**Exercise**
Before you reproduce the entries that follow, strip out any image they contain and keep the rest exact.

Start of Data shown

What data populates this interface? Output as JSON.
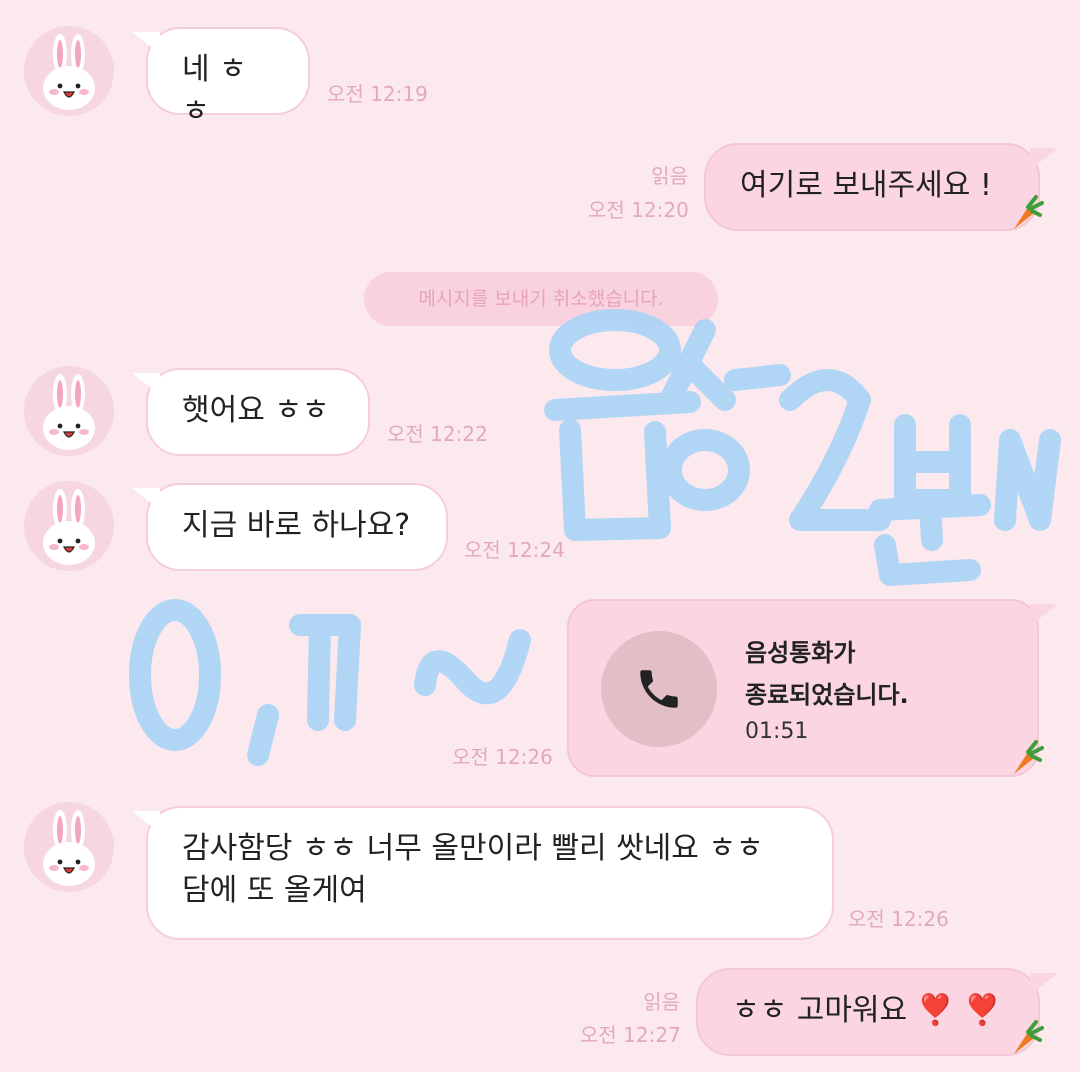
{
  "messages": [
    {
      "text": "네 ㅎㅎ",
      "time": "오전 12:19"
    },
    {
      "text": "여기로 보내주세요 !",
      "time": "오전 12:20",
      "read": "읽음"
    },
    {
      "text": "햇어요 ㅎㅎ",
      "time": "오전 12:22"
    },
    {
      "text": "지금 바로 하나요?",
      "time": "오전 12:24"
    },
    {
      "text": "감사함당 ㅎㅎ 너무 올만이라 빨리 쌋네요 ㅎㅎ",
      "text2": "담에 또 올게여",
      "time": "오전 12:26"
    },
    {
      "text": "ㅎㅎ 고마워요",
      "emoji": "❣️ ❣️",
      "time": "오전 12:27",
      "read": "읽음"
    }
  ],
  "system_notice": "메시지를 보내기 취소했습니다.",
  "call": {
    "line1": "음성통화가",
    "line2": "종료되었습니다.",
    "duration": "01:51",
    "time": "오전 12:26",
    "icon": "phone-icon"
  },
  "overlay": {
    "handwriting": "음성2분~",
    "handwriting2": "ㅇ,ㄱ~"
  },
  "colors": {
    "background": "#fbe9ee",
    "incoming_bubble": "#ffffff",
    "outgoing_bubble": "#fbd6e2",
    "timestamp": "#e3a8c0",
    "overlay_scribble": "#a9d4f6"
  }
}
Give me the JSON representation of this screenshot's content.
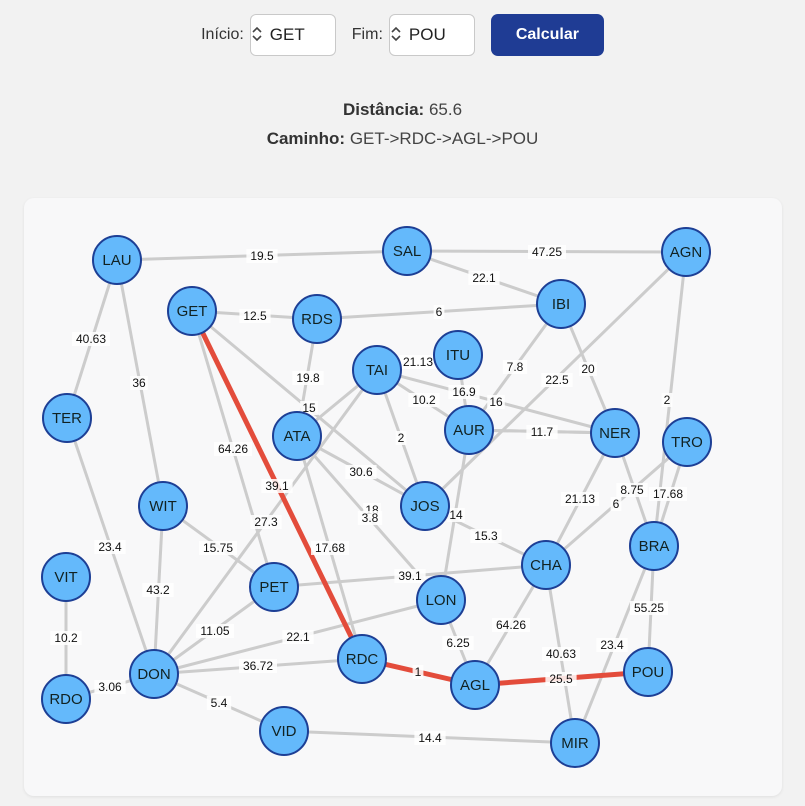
{
  "controls": {
    "start_label": "Início:",
    "start_value": "GET",
    "end_label": "Fim:",
    "end_value": "POU",
    "calc_button": "Calcular"
  },
  "result": {
    "distance_label": "Distância:",
    "distance_value": "65.6",
    "path_label": "Caminho:",
    "path_value": "GET->RDC->AGL->POU"
  },
  "graph": {
    "colors": {
      "node_fill": "#64b9fb",
      "node_stroke": "#1d3f95",
      "edge": "#cccccc",
      "path_edge": "#e34c3b",
      "button": "#1f3c94"
    },
    "nodes": [
      "LAU",
      "SAL",
      "AGN",
      "GET",
      "RDS",
      "IBI",
      "TAI",
      "ITU",
      "TER",
      "ATA",
      "AUR",
      "NER",
      "TRO",
      "WIT",
      "JOS",
      "BRA",
      "VIT",
      "CHA",
      "PET",
      "LON",
      "RDC",
      "AGL",
      "POU",
      "DON",
      "RDO",
      "VID",
      "MIR"
    ],
    "edges": [
      {
        "from": "LAU",
        "to": "SAL",
        "weight": "19.5"
      },
      {
        "from": "SAL",
        "to": "AGN",
        "weight": "47.25"
      },
      {
        "from": "SAL",
        "to": "IBI",
        "weight": "22.1"
      },
      {
        "from": "GET",
        "to": "RDS",
        "weight": "12.5"
      },
      {
        "from": "RDS",
        "to": "IBI",
        "weight": "6"
      },
      {
        "from": "LAU",
        "to": "TER",
        "weight": "40.63"
      },
      {
        "from": "LAU",
        "to": "WIT",
        "weight": "36"
      },
      {
        "from": "TER",
        "to": "DON",
        "weight": "23.4"
      },
      {
        "from": "VIT",
        "to": "RDO",
        "weight": "10.2"
      },
      {
        "from": "RDO",
        "to": "DON",
        "weight": "3.06"
      },
      {
        "from": "WIT",
        "to": "DON",
        "weight": "43.2"
      },
      {
        "from": "WIT",
        "to": "PET",
        "weight": "15.75"
      },
      {
        "from": "GET",
        "to": "PET",
        "weight": "64.26"
      },
      {
        "from": "GET",
        "to": "RDC",
        "weight": "39.1",
        "path": true
      },
      {
        "from": "GET",
        "to": "JOS",
        "weight": "18"
      },
      {
        "from": "RDS",
        "to": "ATA",
        "weight": "19.8"
      },
      {
        "from": "ATA",
        "to": "RDC",
        "weight": "17.68"
      },
      {
        "from": "ATA",
        "to": "JOS",
        "weight": "30.6"
      },
      {
        "from": "ATA",
        "to": "LON",
        "weight": "3.8"
      },
      {
        "from": "TAI",
        "to": "ATA",
        "weight": "15"
      },
      {
        "from": "TAI",
        "to": "JOS",
        "weight": "2"
      },
      {
        "from": "TAI",
        "to": "AUR",
        "weight": "10.2"
      },
      {
        "from": "TAI",
        "to": "NER",
        "weight": "16"
      },
      {
        "from": "TAI",
        "to": "DON",
        "weight": "27.3"
      },
      {
        "from": "ITU",
        "to": "AUR",
        "weight": "21.13"
      },
      {
        "from": "IBI",
        "to": "AUR",
        "weight": "7.8"
      },
      {
        "from": "IBI",
        "to": "NER",
        "weight": "20"
      },
      {
        "from": "AGN",
        "to": "JOS",
        "weight": "22.5"
      },
      {
        "from": "AGN",
        "to": "BRA",
        "weight": "2"
      },
      {
        "from": "AUR",
        "to": "NER",
        "weight": "11.7"
      },
      {
        "from": "AUR",
        "to": "LON",
        "weight": "14"
      },
      {
        "from": "NER",
        "to": "CHA",
        "weight": "21.13"
      },
      {
        "from": "NER",
        "to": "BRA",
        "weight": "8.75"
      },
      {
        "from": "TRO",
        "to": "CHA",
        "weight": "6"
      },
      {
        "from": "TRO",
        "to": "BRA",
        "weight": "17.68"
      },
      {
        "from": "JOS",
        "to": "CHA",
        "weight": "15.3"
      },
      {
        "from": "PET",
        "to": "CHA",
        "weight": "39.1"
      },
      {
        "from": "PET",
        "to": "DON",
        "weight": "11.05"
      },
      {
        "from": "LON",
        "to": "AGL",
        "weight": "6.25"
      },
      {
        "from": "LON",
        "to": "DON",
        "weight": "22.1"
      },
      {
        "from": "CHA",
        "to": "AGL",
        "weight": "64.26"
      },
      {
        "from": "CHA",
        "to": "MIR",
        "weight": "40.63"
      },
      {
        "from": "BRA",
        "to": "POU",
        "weight": "55.25"
      },
      {
        "from": "BRA",
        "to": "MIR",
        "weight": "23.4"
      },
      {
        "from": "RDC",
        "to": "DON",
        "weight": "36.72"
      },
      {
        "from": "RDC",
        "to": "AGL",
        "weight": "1",
        "path": true
      },
      {
        "from": "AGL",
        "to": "POU",
        "weight": "25.5",
        "path": true
      },
      {
        "from": "DON",
        "to": "VID",
        "weight": "5.4"
      },
      {
        "from": "VID",
        "to": "MIR",
        "weight": "14.4"
      },
      {
        "from": "NER",
        "to": "AUR",
        "weight": "16.9"
      }
    ]
  }
}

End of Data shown

**Solution to the exercise**
What data populates this interface? Output as JSON.
{
  "messages": [
    {
      "text": "네 ㅎㅎ",
      "time": "오전 12:19"
    },
    {
      "text": "여기로 보내주세요 !",
      "time": "오전 12:20",
      "read": "읽음"
    },
    {
      "text": "햇어요 ㅎㅎ",
      "time": "오전 12:22"
    },
    {
      "text": "지금 바로 하나요?",
      "time": "오전 12:24"
    },
    {
      "text": "감사함당 ㅎㅎ 너무 올만이라 빨리 쌋네요 ㅎㅎ",
      "text2": "담에 또 올게여",
      "time": "오전 12:26"
    },
    {
      "text": "ㅎㅎ 고마워요",
      "emoji": "❣️ ❣️",
      "time": "오전 12:27",
      "read": "읽음"
    }
  ],
  "system_notice": "메시지를 보내기 취소했습니다.",
  "call": {
    "line1": "음성통화가",
    "line2": "종료되었습니다.",
    "duration": "01:51",
    "time": "오전 12:26",
    "icon": "phone-icon"
  },
  "overlay": {
    "handwriting": "음성2분~",
    "handwriting2": "ㅇ,ㄱ~"
  },
  "colors": {
    "background": "#fbe9ee",
    "incoming_bubble": "#ffffff",
    "outgoing_bubble": "#fbd6e2",
    "timestamp": "#e3a8c0",
    "overlay_scribble": "#a9d4f6"
  }
}
Give me the JSON representation of this screenshot's content.
{
  "controls": {
    "start_label": "Início:",
    "start_value": "GET",
    "end_label": "Fim:",
    "end_value": "POU",
    "calc_button": "Calcular"
  },
  "result": {
    "distance_label": "Distância:",
    "distance_value": "65.6",
    "path_label": "Caminho:",
    "path_value": "GET->RDC->AGL->POU"
  },
  "graph": {
    "colors": {
      "node_fill": "#64b9fb",
      "node_stroke": "#1d3f95",
      "edge": "#cccccc",
      "path_edge": "#e34c3b",
      "button": "#1f3c94"
    },
    "nodes": [
      "LAU",
      "SAL",
      "AGN",
      "GET",
      "RDS",
      "IBI",
      "TAI",
      "ITU",
      "TER",
      "ATA",
      "AUR",
      "NER",
      "TRO",
      "WIT",
      "JOS",
      "BRA",
      "VIT",
      "CHA",
      "PET",
      "LON",
      "RDC",
      "AGL",
      "POU",
      "DON",
      "RDO",
      "VID",
      "MIR"
    ],
    "edges": [
      {
        "from": "LAU",
        "to": "SAL",
        "weight": "19.5"
      },
      {
        "from": "SAL",
        "to": "AGN",
        "weight": "47.25"
      },
      {
        "from": "SAL",
        "to": "IBI",
        "weight": "22.1"
      },
      {
        "from": "GET",
        "to": "RDS",
        "weight": "12.5"
      },
      {
        "from": "RDS",
        "to": "IBI",
        "weight": "6"
      },
      {
        "from": "LAU",
        "to": "TER",
        "weight": "40.63"
      },
      {
        "from": "LAU",
        "to": "WIT",
        "weight": "36"
      },
      {
        "from": "TER",
        "to": "DON",
        "weight": "23.4"
      },
      {
        "from": "VIT",
        "to": "RDO",
        "weight": "10.2"
      },
      {
        "from": "RDO",
        "to": "DON",
        "weight": "3.06"
      },
      {
        "from": "WIT",
        "to": "DON",
        "weight": "43.2"
      },
      {
        "from": "WIT",
        "to": "PET",
        "weight": "15.75"
      },
      {
        "from": "GET",
        "to": "PET",
        "weight": "64.26"
      },
      {
        "from": "GET",
        "to": "RDC",
        "weight": "39.1",
        "path": true
      },
      {
        "from": "GET",
        "to": "JOS",
        "weight": "18"
      },
      {
        "from": "RDS",
        "to": "ATA",
        "weight": "19.8"
      },
      {
        "from": "ATA",
        "to": "RDC",
        "weight": "17.68"
      },
      {
        "from": "ATA",
        "to": "JOS",
        "weight": "30.6"
      },
      {
        "from": "ATA",
        "to": "LON",
        "weight": "3.8"
      },
      {
        "from": "TAI",
        "to": "ATA",
        "weight": "15"
      },
      {
        "from": "TAI",
        "to": "JOS",
        "weight": "2"
      },
      {
        "from": "TAI",
        "to": "AUR",
        "weight": "10.2"
      },
      {
        "from": "TAI",
        "to": "NER",
        "weight": "16"
      },
      {
        "from": "TAI",
        "to": "DON",
        "weight": "27.3"
      },
      {
        "from": "ITU",
        "to": "AUR",
        "weight": "21.13"
      },
      {
        "from": "IBI",
        "to": "AUR",
        "weight": "7.8"
      },
      {
        "from": "IBI",
        "to": "NER",
        "weight": "20"
      },
      {
        "from": "AGN",
        "to": "JOS",
        "weight": "22.5"
      },
      {
        "from": "AGN",
        "to": "BRA",
        "weight": "2"
      },
      {
        "from": "AUR",
        "to": "NER",
        "weight": "11.7"
      },
      {
        "from": "AUR",
        "to": "LON",
        "weight": "14"
      },
      {
        "from": "NER",
        "to": "CHA",
        "weight": "21.13"
      },
      {
        "from": "NER",
        "to": "BRA",
        "weight": "8.75"
      },
      {
        "from": "TRO",
        "to": "CHA",
        "weight": "6"
      },
      {
        "from": "TRO",
        "to": "BRA",
        "weight": "17.68"
      },
      {
        "from": "JOS",
        "to": "CHA",
        "weight": "15.3"
      },
      {
        "from": "PET",
        "to": "CHA",
        "weight": "39.1"
      },
      {
        "from": "PET",
        "to": "DON",
        "weight": "11.05"
      },
      {
        "from": "LON",
        "to": "AGL",
        "weight": "6.25"
      },
      {
        "from": "LON",
        "to": "DON",
        "weight": "22.1"
      },
      {
        "from": "CHA",
        "to": "AGL",
        "weight": "64.26"
      },
      {
        "from": "CHA",
        "to": "MIR",
        "weight": "40.63"
      },
      {
        "from": "BRA",
        "to": "POU",
        "weight": "55.25"
      },
      {
        "from": "BRA",
        "to": "MIR",
        "weight": "23.4"
      },
      {
        "from": "RDC",
        "to": "DON",
        "weight": "36.72"
      },
      {
        "from": "RDC",
        "to": "AGL",
        "weight": "1",
        "path": true
      },
      {
        "from": "AGL",
        "to": "POU",
        "weight": "25.5",
        "path": true
      },
      {
        "from": "DON",
        "to": "VID",
        "weight": "5.4"
      },
      {
        "from": "VID",
        "to": "MIR",
        "weight": "14.4"
      },
      {
        "from": "NER",
        "to": "AUR",
        "weight": "16.9"
      }
    ]
  }
}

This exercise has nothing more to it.